## TASK STATEMENT
Using the string "Shift" as the key, pull each matching line out of the records below.

## PROVIDED DATA
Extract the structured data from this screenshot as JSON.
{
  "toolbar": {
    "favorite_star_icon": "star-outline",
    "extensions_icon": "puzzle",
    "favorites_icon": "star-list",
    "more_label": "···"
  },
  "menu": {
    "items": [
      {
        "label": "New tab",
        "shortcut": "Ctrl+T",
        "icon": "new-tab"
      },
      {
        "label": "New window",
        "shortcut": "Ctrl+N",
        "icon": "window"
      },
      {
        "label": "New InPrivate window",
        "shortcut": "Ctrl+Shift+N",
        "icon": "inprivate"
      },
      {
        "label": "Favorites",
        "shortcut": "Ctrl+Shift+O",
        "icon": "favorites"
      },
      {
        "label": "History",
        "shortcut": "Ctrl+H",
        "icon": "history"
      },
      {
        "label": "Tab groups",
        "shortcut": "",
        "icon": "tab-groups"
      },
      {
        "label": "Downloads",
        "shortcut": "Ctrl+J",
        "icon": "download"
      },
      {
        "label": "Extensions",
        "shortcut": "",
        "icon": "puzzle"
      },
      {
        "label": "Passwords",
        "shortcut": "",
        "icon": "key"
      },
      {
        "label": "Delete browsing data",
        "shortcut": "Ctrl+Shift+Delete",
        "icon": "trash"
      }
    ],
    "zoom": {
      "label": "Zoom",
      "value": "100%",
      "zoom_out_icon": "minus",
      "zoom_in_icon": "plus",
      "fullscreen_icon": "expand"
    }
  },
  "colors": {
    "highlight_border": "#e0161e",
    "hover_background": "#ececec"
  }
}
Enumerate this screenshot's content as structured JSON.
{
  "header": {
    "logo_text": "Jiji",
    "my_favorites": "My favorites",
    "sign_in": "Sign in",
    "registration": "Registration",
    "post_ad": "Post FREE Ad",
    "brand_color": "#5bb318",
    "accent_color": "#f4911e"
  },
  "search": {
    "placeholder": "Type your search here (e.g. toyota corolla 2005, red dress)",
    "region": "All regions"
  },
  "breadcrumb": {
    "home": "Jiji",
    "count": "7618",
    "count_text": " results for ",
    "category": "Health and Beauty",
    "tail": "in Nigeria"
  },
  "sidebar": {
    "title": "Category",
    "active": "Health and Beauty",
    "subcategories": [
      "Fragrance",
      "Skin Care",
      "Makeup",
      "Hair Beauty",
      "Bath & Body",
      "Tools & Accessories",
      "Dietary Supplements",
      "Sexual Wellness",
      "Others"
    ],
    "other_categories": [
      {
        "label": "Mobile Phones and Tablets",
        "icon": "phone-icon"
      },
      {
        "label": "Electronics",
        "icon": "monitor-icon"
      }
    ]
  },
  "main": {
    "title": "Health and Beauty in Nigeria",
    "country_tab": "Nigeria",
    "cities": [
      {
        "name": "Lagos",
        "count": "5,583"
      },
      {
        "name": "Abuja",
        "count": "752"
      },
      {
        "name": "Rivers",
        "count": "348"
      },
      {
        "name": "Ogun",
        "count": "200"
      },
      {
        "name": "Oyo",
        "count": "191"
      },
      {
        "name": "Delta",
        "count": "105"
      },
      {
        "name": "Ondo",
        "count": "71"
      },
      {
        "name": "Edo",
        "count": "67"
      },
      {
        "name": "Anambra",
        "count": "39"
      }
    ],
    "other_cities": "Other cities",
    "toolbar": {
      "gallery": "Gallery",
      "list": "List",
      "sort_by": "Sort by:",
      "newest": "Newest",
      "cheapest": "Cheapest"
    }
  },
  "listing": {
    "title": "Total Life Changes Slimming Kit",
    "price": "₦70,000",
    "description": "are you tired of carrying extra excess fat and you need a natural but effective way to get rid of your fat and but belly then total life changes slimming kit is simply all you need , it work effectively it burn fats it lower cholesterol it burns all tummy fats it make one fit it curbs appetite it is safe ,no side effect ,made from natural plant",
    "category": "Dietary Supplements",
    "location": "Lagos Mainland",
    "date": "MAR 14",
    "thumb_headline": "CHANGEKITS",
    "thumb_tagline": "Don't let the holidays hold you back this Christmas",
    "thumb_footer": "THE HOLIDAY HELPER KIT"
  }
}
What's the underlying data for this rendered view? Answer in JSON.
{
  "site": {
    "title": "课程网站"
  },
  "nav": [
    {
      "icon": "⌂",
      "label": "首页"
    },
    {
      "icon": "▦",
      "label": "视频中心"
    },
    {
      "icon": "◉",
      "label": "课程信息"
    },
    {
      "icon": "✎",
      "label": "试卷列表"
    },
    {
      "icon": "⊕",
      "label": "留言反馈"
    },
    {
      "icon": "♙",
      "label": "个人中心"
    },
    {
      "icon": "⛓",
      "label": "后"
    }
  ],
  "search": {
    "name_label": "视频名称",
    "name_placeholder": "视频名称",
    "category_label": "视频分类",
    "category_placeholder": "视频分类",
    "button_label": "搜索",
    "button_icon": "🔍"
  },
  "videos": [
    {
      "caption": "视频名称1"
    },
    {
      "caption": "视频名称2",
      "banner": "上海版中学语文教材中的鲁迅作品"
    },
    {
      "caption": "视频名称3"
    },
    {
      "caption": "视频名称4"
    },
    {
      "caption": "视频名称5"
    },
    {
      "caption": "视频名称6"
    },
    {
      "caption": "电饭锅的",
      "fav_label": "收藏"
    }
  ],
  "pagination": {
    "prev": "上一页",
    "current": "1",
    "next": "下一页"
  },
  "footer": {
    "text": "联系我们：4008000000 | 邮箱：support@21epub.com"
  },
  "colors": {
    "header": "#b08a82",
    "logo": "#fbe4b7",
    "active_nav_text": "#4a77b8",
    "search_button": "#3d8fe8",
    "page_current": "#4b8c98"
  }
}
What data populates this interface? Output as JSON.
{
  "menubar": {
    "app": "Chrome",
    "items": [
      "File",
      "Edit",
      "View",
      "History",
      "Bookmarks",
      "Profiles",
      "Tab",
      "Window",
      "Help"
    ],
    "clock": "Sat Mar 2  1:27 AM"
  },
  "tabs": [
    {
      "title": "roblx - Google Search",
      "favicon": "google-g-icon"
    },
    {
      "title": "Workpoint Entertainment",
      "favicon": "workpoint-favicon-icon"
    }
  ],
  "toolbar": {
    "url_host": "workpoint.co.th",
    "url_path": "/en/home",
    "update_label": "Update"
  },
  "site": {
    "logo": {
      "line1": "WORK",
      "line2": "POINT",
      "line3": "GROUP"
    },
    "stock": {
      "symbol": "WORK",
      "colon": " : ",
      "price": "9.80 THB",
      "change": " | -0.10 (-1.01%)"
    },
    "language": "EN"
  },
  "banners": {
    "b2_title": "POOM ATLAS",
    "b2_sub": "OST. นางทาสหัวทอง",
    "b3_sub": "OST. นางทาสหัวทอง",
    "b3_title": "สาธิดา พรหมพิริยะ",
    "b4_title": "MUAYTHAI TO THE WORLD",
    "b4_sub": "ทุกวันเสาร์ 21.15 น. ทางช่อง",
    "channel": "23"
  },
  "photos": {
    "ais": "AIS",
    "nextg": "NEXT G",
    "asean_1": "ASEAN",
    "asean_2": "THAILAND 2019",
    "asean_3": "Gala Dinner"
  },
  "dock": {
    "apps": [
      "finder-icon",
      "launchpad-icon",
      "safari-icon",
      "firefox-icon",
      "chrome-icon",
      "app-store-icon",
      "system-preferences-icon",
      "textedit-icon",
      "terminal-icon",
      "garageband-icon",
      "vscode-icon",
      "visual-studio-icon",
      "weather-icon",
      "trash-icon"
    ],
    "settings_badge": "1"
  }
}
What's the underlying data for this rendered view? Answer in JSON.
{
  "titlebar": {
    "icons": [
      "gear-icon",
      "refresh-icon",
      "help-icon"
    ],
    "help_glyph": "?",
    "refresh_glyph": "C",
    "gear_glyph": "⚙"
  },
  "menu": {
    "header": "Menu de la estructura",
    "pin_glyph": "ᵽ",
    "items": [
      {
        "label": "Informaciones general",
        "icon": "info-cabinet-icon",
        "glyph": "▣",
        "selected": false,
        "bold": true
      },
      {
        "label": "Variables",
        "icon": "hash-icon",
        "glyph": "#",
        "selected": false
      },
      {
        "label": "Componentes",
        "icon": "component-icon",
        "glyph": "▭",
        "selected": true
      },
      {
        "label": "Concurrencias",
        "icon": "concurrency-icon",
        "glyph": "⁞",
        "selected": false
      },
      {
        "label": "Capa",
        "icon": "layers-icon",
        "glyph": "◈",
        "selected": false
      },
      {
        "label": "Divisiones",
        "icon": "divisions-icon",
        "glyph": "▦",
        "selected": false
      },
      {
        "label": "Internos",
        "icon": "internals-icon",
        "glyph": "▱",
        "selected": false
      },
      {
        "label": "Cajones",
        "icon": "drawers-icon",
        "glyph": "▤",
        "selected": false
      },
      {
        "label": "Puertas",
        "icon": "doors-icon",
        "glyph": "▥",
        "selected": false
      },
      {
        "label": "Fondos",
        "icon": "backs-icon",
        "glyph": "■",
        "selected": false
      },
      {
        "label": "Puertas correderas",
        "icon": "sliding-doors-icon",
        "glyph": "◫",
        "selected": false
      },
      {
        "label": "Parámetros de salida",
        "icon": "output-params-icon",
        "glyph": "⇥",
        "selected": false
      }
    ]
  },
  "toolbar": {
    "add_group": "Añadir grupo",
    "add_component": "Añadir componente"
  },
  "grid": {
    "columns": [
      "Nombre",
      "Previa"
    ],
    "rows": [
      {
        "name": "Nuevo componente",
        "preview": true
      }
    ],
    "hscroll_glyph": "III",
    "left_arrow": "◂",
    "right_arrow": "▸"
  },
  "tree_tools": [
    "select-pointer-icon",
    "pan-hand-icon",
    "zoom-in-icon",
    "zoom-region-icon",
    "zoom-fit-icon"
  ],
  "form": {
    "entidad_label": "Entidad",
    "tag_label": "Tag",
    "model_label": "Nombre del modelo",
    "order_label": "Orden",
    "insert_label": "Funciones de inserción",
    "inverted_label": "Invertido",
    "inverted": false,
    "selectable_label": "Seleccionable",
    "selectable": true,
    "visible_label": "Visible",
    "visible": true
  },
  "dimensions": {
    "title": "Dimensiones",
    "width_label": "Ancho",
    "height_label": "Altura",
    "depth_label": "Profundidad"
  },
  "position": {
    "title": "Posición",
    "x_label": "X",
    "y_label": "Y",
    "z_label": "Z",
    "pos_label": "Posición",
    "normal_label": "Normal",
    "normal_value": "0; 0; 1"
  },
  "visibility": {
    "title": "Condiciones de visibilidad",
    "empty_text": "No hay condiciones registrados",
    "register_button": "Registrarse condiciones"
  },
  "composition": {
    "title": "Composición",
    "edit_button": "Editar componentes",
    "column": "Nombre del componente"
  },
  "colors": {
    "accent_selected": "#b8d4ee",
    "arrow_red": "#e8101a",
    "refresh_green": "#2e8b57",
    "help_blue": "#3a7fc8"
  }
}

## SOLUTION
        "shortcut": "Ctrl+Shift+N",
        "shortcut": "Ctrl+Shift+O",
        "shortcut": "Ctrl+Shift+Delete",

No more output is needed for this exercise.